Centers and farms are hubs for research, teaching and hands-on experience

Research is ongoing every day at the 16 farms and centers owned by the MU College of Agriculture, Food and Natural Resources.  From animal genetics and nutrition to advancements in crops and plant breeding studies the work done at these research centers and farms, which cover more than 14,000 acres scattered across the state, creates knowledge producers can use.

Several of the farms are located in Columbia, and one of those is the Bradford Research Center. Bradford is primarily a row crop research facility, but also focuses on some vegetable production. Andrew Biggs, supervisor at Bradford, believes the many research centers are a vital aspect to the university’s success. 

“To a lot of people around the state, the research centers are the face of the university,” Biggs said. “They really provide pertinent information for people living in that particular geographic region.”

Sixty percent of all research from Bradford can be used directly by agriculturalists across the state. Some examples of this applied research can be found in the studies of native plants and conservation. In recent years, researchers have looked into various methods to use native plants in different ways that provide both food and cover for wildlife animals. Other research is focused on plant genetics and breeding, as well as basic research that will be able to be utilized on farms in the future.

There are several different methods that researchers and supervisors at the centers use to relay the information they have found to community members. Throughout the year, there are field days where people can visit the farm and learn more about the new research. In recent months, Bradford held a sweet corn tasting, a native plant sale, and tours for elementary students to learn more about crop and vegetable production.

In addition to helping surrounding communities learn more about the agriculture in their region, research conducted at any of the centers can be used to teach students at the university. Some professors within CAFNR are directly involved with the research themselves, which Biggs thinks is important for their students.

“By having faculty that conduct research and learn new things, they are able to disseminate the new research to the students they are teaching,” Biggs said. “The nature of research really allows them to shed some light as to how things work.”

Derek Brake, assistant professor in Animal Sciences, has been at the university for one year and is involved with research in animal nutrition. The purpose of nutritional studies in animals is to improve production efficiency of livestock by predicting the correct amounts of nutrient requirements, which minimizes costs of feedstuffs for the producers.

Brake believes that being directly involved with the research has impacted his and other professors’ ability to teach their students.

“Active researchers are able to keep us at the forefront of knowledge in their area of research,” Brake said. “They translate laboratory findings and cutting-edge research into real world settings and without the farms, it would be much more difficult to do.”

Another sector of research completed by the Animal Science Research Center deals with animal genetics and genomics. By testing genes in animals, researchers have found ways to maximize production and increase fertility rates in livestock animals, which then contribute to the success of producers and lead to higher profitability on their farms.

Not only do the centers provide opportunities for professors to create knowledge, they also allow students to have hands-on experiences within different aspects of agriculture. The research centers employ many part-time students which provide them learning opportunities outside of the classroom. Brake says there is a disconnect between many people and agriculture and by allowing students to be employees, they are able to get a better insight of what happens on farms.
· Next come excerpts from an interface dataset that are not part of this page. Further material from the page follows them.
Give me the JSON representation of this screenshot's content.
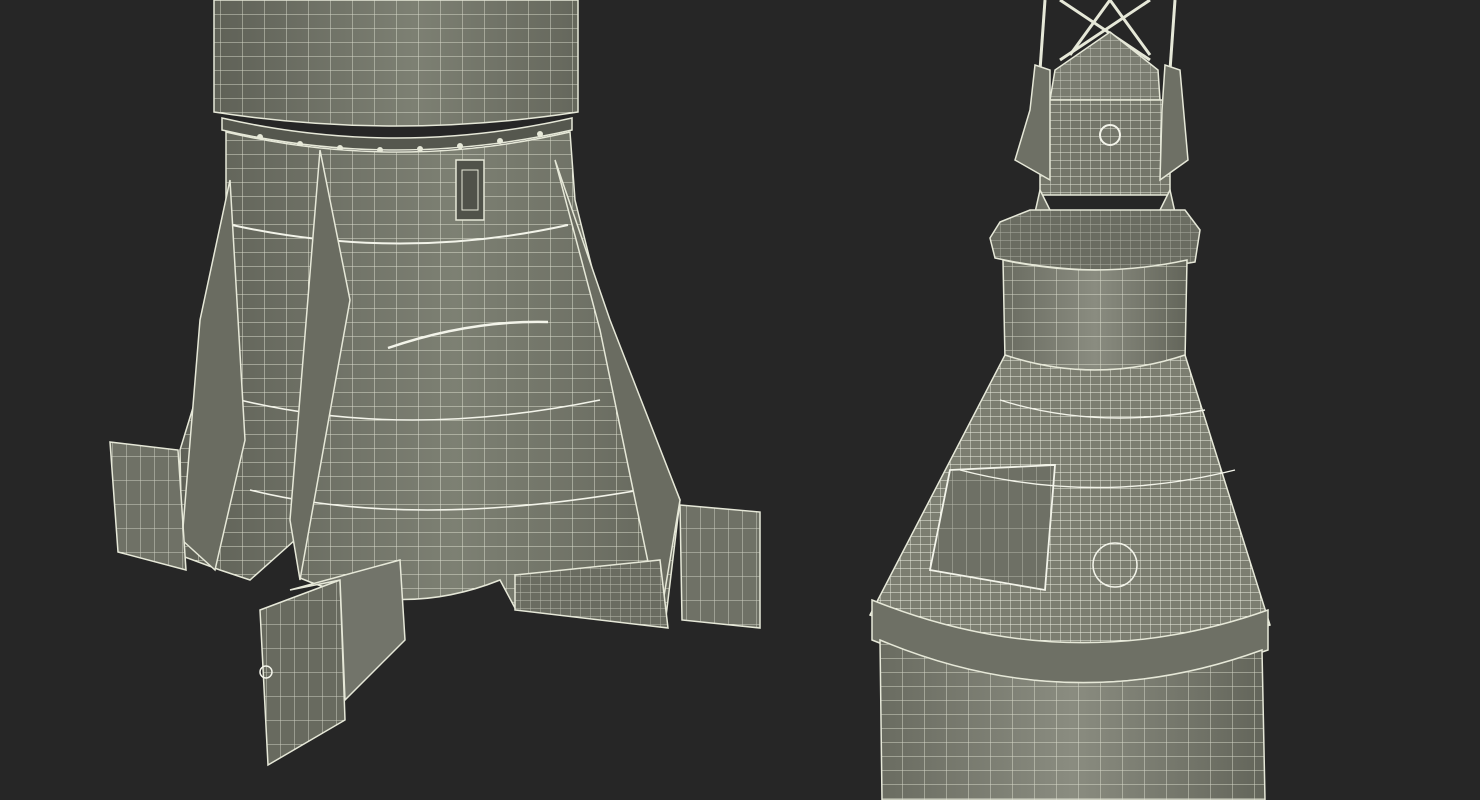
{
  "scene": {
    "background_color": "#262626",
    "mesh_fill_color": "#74766a",
    "mesh_wire_color": "#e6e8d8",
    "objects": [
      {
        "name": "rocket-booster-base",
        "description": ""
      },
      {
        "name": "launch-escape-tower-capsule",
        "description": ""
      }
    ]
  }
}
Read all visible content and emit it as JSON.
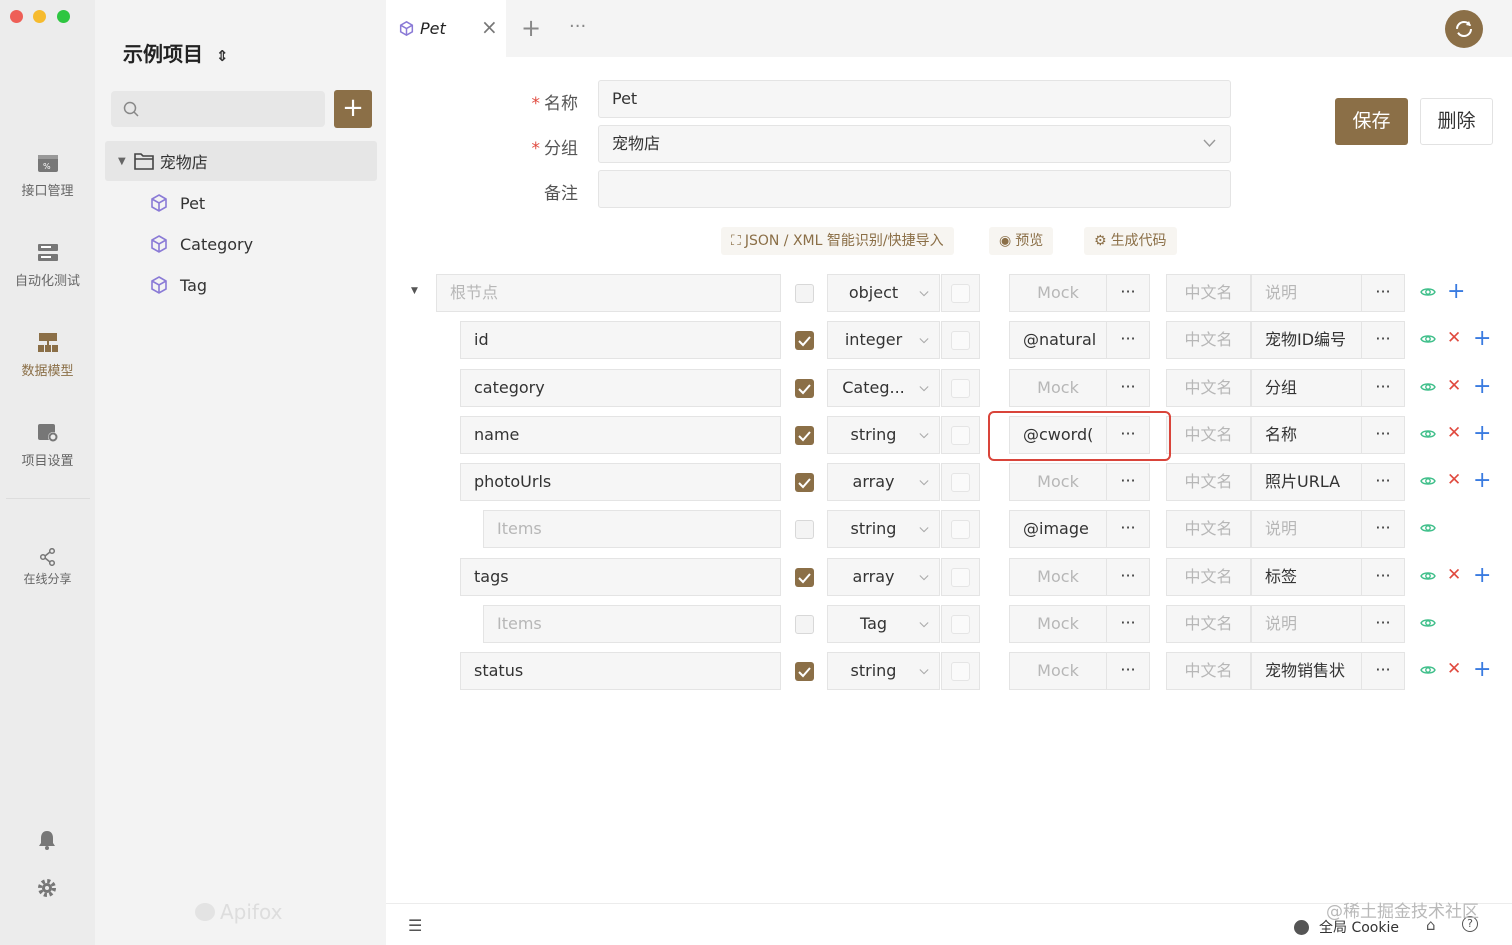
{
  "rail": {
    "items": [
      {
        "label": "接口管理",
        "icon": "api-icon",
        "active": false
      },
      {
        "label": "自动化测试",
        "icon": "test-icon",
        "active": false
      },
      {
        "label": "数据模型",
        "icon": "model-icon",
        "active": true
      },
      {
        "label": "项目设置",
        "icon": "settings-gear-icon",
        "active": false
      },
      {
        "label": "在线分享",
        "icon": "share-icon",
        "active": false
      }
    ]
  },
  "sidebar": {
    "project_name": "示例项目",
    "search_placeholder": "",
    "folder": "宠物店",
    "models": [
      "Pet",
      "Category",
      "Tag"
    ],
    "brand": "Apifox"
  },
  "tab": {
    "title": "Pet"
  },
  "form": {
    "name_label": "名称",
    "name_value": "Pet",
    "group_label": "分组",
    "group_value": "宠物店",
    "note_label": "备注",
    "note_value": "",
    "save": "保存",
    "delete": "删除"
  },
  "tools": [
    "JSON / XML 智能识别/快捷导入",
    "预览",
    "生成代码"
  ],
  "schema": {
    "rows": [
      {
        "name": "根节点",
        "name_ph": true,
        "indent": 0,
        "required": false,
        "type": "object",
        "mock": "Mock",
        "mock_ph": true,
        "cn": "中文名",
        "desc": "说明",
        "desc_ph": true,
        "actions": [
          "eye",
          "add"
        ]
      },
      {
        "name": "id",
        "name_ph": false,
        "indent": 1,
        "required": true,
        "type": "integer",
        "mock": "@natural",
        "mock_ph": false,
        "cn": "中文名",
        "desc": "宠物ID编号",
        "desc_ph": false,
        "actions": [
          "eye",
          "del",
          "add"
        ]
      },
      {
        "name": "category",
        "name_ph": false,
        "indent": 1,
        "required": true,
        "type": "Categ...",
        "mock": "Mock",
        "mock_ph": true,
        "cn": "中文名",
        "desc": "分组",
        "desc_ph": false,
        "actions": [
          "eye",
          "del",
          "add"
        ]
      },
      {
        "name": "name",
        "name_ph": false,
        "indent": 1,
        "required": true,
        "type": "string",
        "mock": "@cword(",
        "mock_ph": false,
        "cn": "中文名",
        "desc": "名称",
        "desc_ph": false,
        "actions": [
          "eye",
          "del",
          "add"
        ]
      },
      {
        "name": "photoUrls",
        "name_ph": false,
        "indent": 1,
        "required": true,
        "type": "array",
        "mock": "Mock",
        "mock_ph": true,
        "cn": "中文名",
        "desc": "照片URLA",
        "desc_ph": false,
        "actions": [
          "eye",
          "del",
          "add"
        ]
      },
      {
        "name": "Items",
        "name_ph": true,
        "indent": 2,
        "required": false,
        "type": "string",
        "mock": "@image",
        "mock_ph": false,
        "cn": "中文名",
        "desc": "说明",
        "desc_ph": true,
        "actions": [
          "eye"
        ]
      },
      {
        "name": "tags",
        "name_ph": false,
        "indent": 1,
        "required": true,
        "type": "array",
        "mock": "Mock",
        "mock_ph": true,
        "cn": "中文名",
        "desc": "标签",
        "desc_ph": false,
        "actions": [
          "eye",
          "del",
          "add"
        ]
      },
      {
        "name": "Items",
        "name_ph": true,
        "indent": 2,
        "required": false,
        "type": "Tag",
        "mock": "Mock",
        "mock_ph": true,
        "cn": "中文名",
        "desc": "说明",
        "desc_ph": true,
        "actions": [
          "eye"
        ]
      },
      {
        "name": "status",
        "name_ph": false,
        "indent": 1,
        "required": true,
        "type": "string",
        "mock": "Mock",
        "mock_ph": true,
        "cn": "中文名",
        "desc": "宠物销售状",
        "desc_ph": false,
        "actions": [
          "eye",
          "del",
          "add"
        ]
      }
    ]
  },
  "bottom": {
    "cookie": "全局 Cookie",
    "watermark": "@稀土掘金技术社区"
  },
  "colors": {
    "accent": "#8b6f47",
    "eye": "#3fbf8a",
    "delete": "#e04a3f",
    "add": "#3a7be0",
    "highlight": "#d9443a"
  }
}
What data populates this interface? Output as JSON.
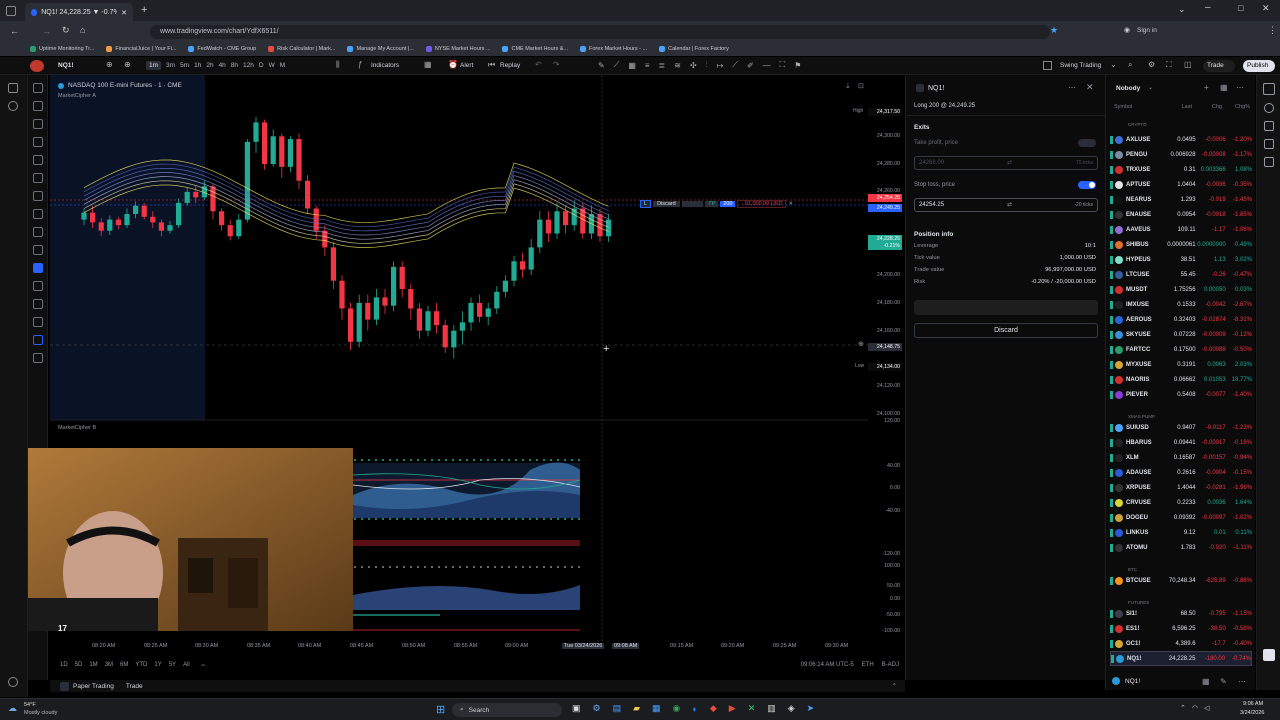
{
  "browser": {
    "tab_title": "NQ1! 24,228.25 ▼ -0.7% Swing...",
    "url": "www.tradingview.com/chart/YdfX6511/",
    "bookmarks": [
      "Uptime Monitoring Tr...",
      "FinancialJuice | Your Fi...",
      "FedWatch - CME Group",
      "Risk Calculator | Mark...",
      "Manage My Account |...",
      "NYSE Market Hours ...",
      "CME Market Hours &...",
      "Forex Market Hours - ...",
      "Calendar | Forex Factory"
    ],
    "sign_in": "Sign in"
  },
  "toolbar": {
    "symbol": "NQ1!",
    "timeframes": [
      "1m",
      "3m",
      "5m",
      "1h",
      "2h",
      "4h",
      "8h",
      "12h",
      "D",
      "W",
      "M"
    ],
    "indicators": "Indicators",
    "alert": "Alert",
    "replay": "Replay",
    "layout_name": "Swing Trading",
    "trade": "Trade",
    "publish": "Publish"
  },
  "chart": {
    "title": "NASDAQ 100 E-mini Futures · 1 · CME",
    "indicator_a": "MarketCipher A",
    "indicator_b": "MarketCipher B",
    "price_labels": [
      "24,317.50",
      "24,300.00",
      "24,280.00",
      "24,260.00",
      "24,254.25",
      "24,249.25",
      "24,228.25",
      "-0.21%",
      "24,200.00",
      "24,180.00",
      "24,160.00",
      "24,148.75",
      "24,134.00",
      "24,120.00",
      "24,100.00"
    ],
    "high_label": "High",
    "low_label": "Low",
    "order_discard": "Discard",
    "order_qty": "200",
    "order_tp": "TP",
    "order_sl_text": "- 91,000.00 USD",
    "osc_labels": [
      "120.00",
      "40.00",
      "0.00",
      "-40.00",
      "-120.00",
      "100.00",
      "50.00",
      "0.00",
      "-50.00",
      "-100.00"
    ],
    "time_labels": [
      "08:20 AM",
      "08:25 AM",
      "08:30 AM",
      "08:35 AM",
      "08:40 AM",
      "08:45 AM",
      "08:50 AM",
      "08:55 AM",
      "09:00 AM",
      "Tue 03/24/2026",
      "09:08 AM",
      "09:15 AM",
      "09:20 AM",
      "09:25 AM",
      "09:30 AM"
    ],
    "ranges": [
      "1D",
      "5D",
      "1M",
      "3M",
      "6M",
      "YTD",
      "1Y",
      "5Y",
      "All"
    ],
    "clock": "09:06:14 AM UTC-5",
    "session": "ETH",
    "adj": "B-ADJ"
  },
  "bottom_tabs": {
    "paper": "Paper Trading",
    "trade": "Trade"
  },
  "order_panel": {
    "symbol": "NQ1!",
    "position": "Long 200 @ 24,249.25",
    "exits": "Exits",
    "tp_label": "Take profit, price",
    "tp_value": "24268.00",
    "tp_ticks": "75 ticks",
    "sl_label": "Stop loss, price",
    "sl_value": "24254.25",
    "sl_ticks": "-20 ticks",
    "info_title": "Position info",
    "rows": [
      {
        "label": "Leverage",
        "value": "10:1"
      },
      {
        "label": "Tick value",
        "value": "1,000.00 USD"
      },
      {
        "label": "Trade value",
        "value": "96,997,000.00 USD"
      },
      {
        "label": "Risk",
        "value": "-0.20% / -20,000.00 USD"
      }
    ],
    "discard": "Discard"
  },
  "watchlist": {
    "title": "Nobody",
    "headers": {
      "symbol": "Symbol",
      "last": "Last",
      "chg": "Chg",
      "pct": "Chg%"
    },
    "sections": [
      "CRYPTO",
      "XMAS PUMP",
      "BTC",
      "FUTURES"
    ],
    "rows": [
      {
        "sym": "AXLUSE",
        "last": "0.0495",
        "chg": "-0.0006",
        "pct": "-1.20%",
        "c": "neg",
        "icon": "#3b6fd6"
      },
      {
        "sym": "PENGU",
        "last": "0.006928",
        "chg": "-0.00008",
        "pct": "-1.17%",
        "c": "neg",
        "icon": "#7a8ba3"
      },
      {
        "sym": "TRXUSE",
        "last": "0.31",
        "chg": "0.003366",
        "pct": "1.08%",
        "c": "pos",
        "icon": "#d23030"
      },
      {
        "sym": "APTUSE",
        "last": "1.0404",
        "chg": "-0.0036",
        "pct": "-0.35%",
        "c": "neg",
        "icon": "#e0e0e0"
      },
      {
        "sym": "NEARUS",
        "last": "1.293",
        "chg": "-0.019",
        "pct": "-1.45%",
        "c": "neg",
        "icon": "#111"
      },
      {
        "sym": "ENAUSE",
        "last": "0.0954",
        "chg": "-0.0018",
        "pct": "-1.85%",
        "c": "neg",
        "icon": "#333"
      },
      {
        "sym": "AAVEUS",
        "last": "109.11",
        "chg": "-1.17",
        "pct": "-1.06%",
        "c": "neg",
        "icon": "#8e6bd6"
      },
      {
        "sym": "SHIBUS",
        "last": "0.0000061",
        "chg": "0.0000000",
        "pct": "0.49%",
        "c": "pos",
        "icon": "#e0702a"
      },
      {
        "sym": "HYPEUS",
        "last": "38.51",
        "chg": "1.13",
        "pct": "3.02%",
        "c": "pos",
        "icon": "#7ee0c8"
      },
      {
        "sym": "LTCUSE",
        "last": "55.45",
        "chg": "-0.26",
        "pct": "-0.47%",
        "c": "neg",
        "icon": "#345d9d"
      },
      {
        "sym": "MUSDT",
        "last": "1.75256",
        "chg": "0.00050",
        "pct": "0.03%",
        "c": "pos",
        "icon": "#d23030"
      },
      {
        "sym": "IMXUSE",
        "last": "0.1533",
        "chg": "-0.0042",
        "pct": "-2.67%",
        "c": "neg",
        "icon": "#222"
      },
      {
        "sym": "AEROUS",
        "last": "0.32403",
        "chg": "-0.02874",
        "pct": "-8.31%",
        "c": "neg",
        "icon": "#2d64e0"
      },
      {
        "sym": "SKYUSE",
        "last": "0.07228",
        "chg": "-0.00009",
        "pct": "-0.12%",
        "c": "neg",
        "icon": "#3a8fd6"
      },
      {
        "sym": "FARTCC",
        "last": "0.17500",
        "chg": "-0.00088",
        "pct": "-0.50%",
        "c": "neg",
        "icon": "#2a9d6b"
      },
      {
        "sym": "MYXUSE",
        "last": "0.3191",
        "chg": "0.0063",
        "pct": "2.03%",
        "c": "pos",
        "icon": "#d6a53a"
      },
      {
        "sym": "NAORIS",
        "last": "0.06662",
        "chg": "0.01053",
        "pct": "18.77%",
        "c": "pos",
        "icon": "#d23030"
      },
      {
        "sym": "PIEVER",
        "last": "0.5408",
        "chg": "-0.0077",
        "pct": "-1.40%",
        "c": "neg",
        "icon": "#8a3ad6"
      },
      {
        "sym": "SUIUSD",
        "last": "0.9407",
        "chg": "-0.0117",
        "pct": "-1.23%",
        "c": "neg",
        "icon": "#4da2ff"
      },
      {
        "sym": "HBARUS",
        "last": "0.09441",
        "chg": "-0.00017",
        "pct": "-0.18%",
        "c": "neg",
        "icon": "#222"
      },
      {
        "sym": "XLM",
        "last": "0.16587",
        "chg": "-0.00157",
        "pct": "-0.94%",
        "c": "neg",
        "icon": "#222"
      },
      {
        "sym": "ADAUSE",
        "last": "0.2616",
        "chg": "-0.0004",
        "pct": "-0.15%",
        "c": "neg",
        "icon": "#2a5ad6"
      },
      {
        "sym": "XRPUSE",
        "last": "1.4044",
        "chg": "-0.0281",
        "pct": "-1.96%",
        "c": "neg",
        "icon": "#333"
      },
      {
        "sym": "CRVUSE",
        "last": "0.2233",
        "chg": "0.0036",
        "pct": "1.64%",
        "c": "pos",
        "icon": "#d6d63a"
      },
      {
        "sym": "DOGEU",
        "last": "0.09392",
        "chg": "-0.00097",
        "pct": "-1.02%",
        "c": "neg",
        "icon": "#c9a43a"
      },
      {
        "sym": "LINKUS",
        "last": "9.12",
        "chg": "0.01",
        "pct": "0.11%",
        "c": "pos",
        "icon": "#2a5ad6"
      },
      {
        "sym": "ATOMU",
        "last": "1.783",
        "chg": "-0.020",
        "pct": "-1.11%",
        "c": "neg",
        "icon": "#333"
      },
      {
        "sym": "BTCUSE",
        "last": "70,248.34",
        "chg": "-625.89",
        "pct": "-0.88%",
        "c": "neg",
        "icon": "#f7931a"
      },
      {
        "sym": "SI1!",
        "last": "68.50",
        "chg": "-0.795",
        "pct": "-1.15%",
        "c": "neg",
        "icon": "#3a3f4b"
      },
      {
        "sym": "ES1!",
        "last": "6,596.25",
        "chg": "-38.50",
        "pct": "-0.58%",
        "c": "neg",
        "icon": "#d23030"
      },
      {
        "sym": "GC1!",
        "last": "4,389.6",
        "chg": "-17.7",
        "pct": "-0.40%",
        "c": "neg",
        "icon": "#d6a53a"
      },
      {
        "sym": "NQ1!",
        "last": "24,228.25",
        "chg": "-180.00",
        "pct": "-0.74%",
        "c": "neg",
        "icon": "#2a9bd6"
      }
    ],
    "footer_symbol": "NQ1!"
  },
  "taskbar": {
    "weather_temp": "54°F",
    "weather_desc": "Mostly cloudy",
    "search": "Search",
    "time": "9:06 AM",
    "date": "3/24/2026"
  }
}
“For some time now, a trend has been a decreasing number of people that get exposure to livestock as children, but that doesn’t mean there is a lesser need for professionals working in those fields,” Brake said.

The research centers allow students to gain experiences and find a possible future career. Sarah Estes, a student employee at Foremost Dairy Research Center, said she has acquired more than just knowledge by working at the dairy farm.

“I’ve also gained confidence in myself, which will help me in any career path I choose,” Estes said. “Besides, it is more fun and engaging than sitting through a lecture.”

Estes has completed various jobs on the farm including the smaller tasks like moving the cows to a new pasture to bigger tasks like vaccinating and pulling calves. She said it is experiences like these that will help her in the future.

“You can learn about it in the classroom but until you actually get the hands-on experience, you won’t truly retain that knowledge,” Estes said.

The university provides ample opportunities to students to further engage their learning. Engagement and the maximization of student learning is largely resulted from the work completed at the research centers. Students have many options to optimize their education that they would not have if it were not for the centers.

Statistics show that the college itself is ranked within the top 15 programs around the world for its research in plant and animal sciences. Research findings from the centers not only have an impact on the university, but also on people around the state and even the world. The findings can be used by anybody almost anywhere to improve their techniques and create a more sustainable future in agriculture.

According to CAFNR, over $42 million was dedicated to the college’s research centers in 2017. Without this funding provided by federal and state grants, numerous donors and the university itself, it would not be possible for the centers to continue operating.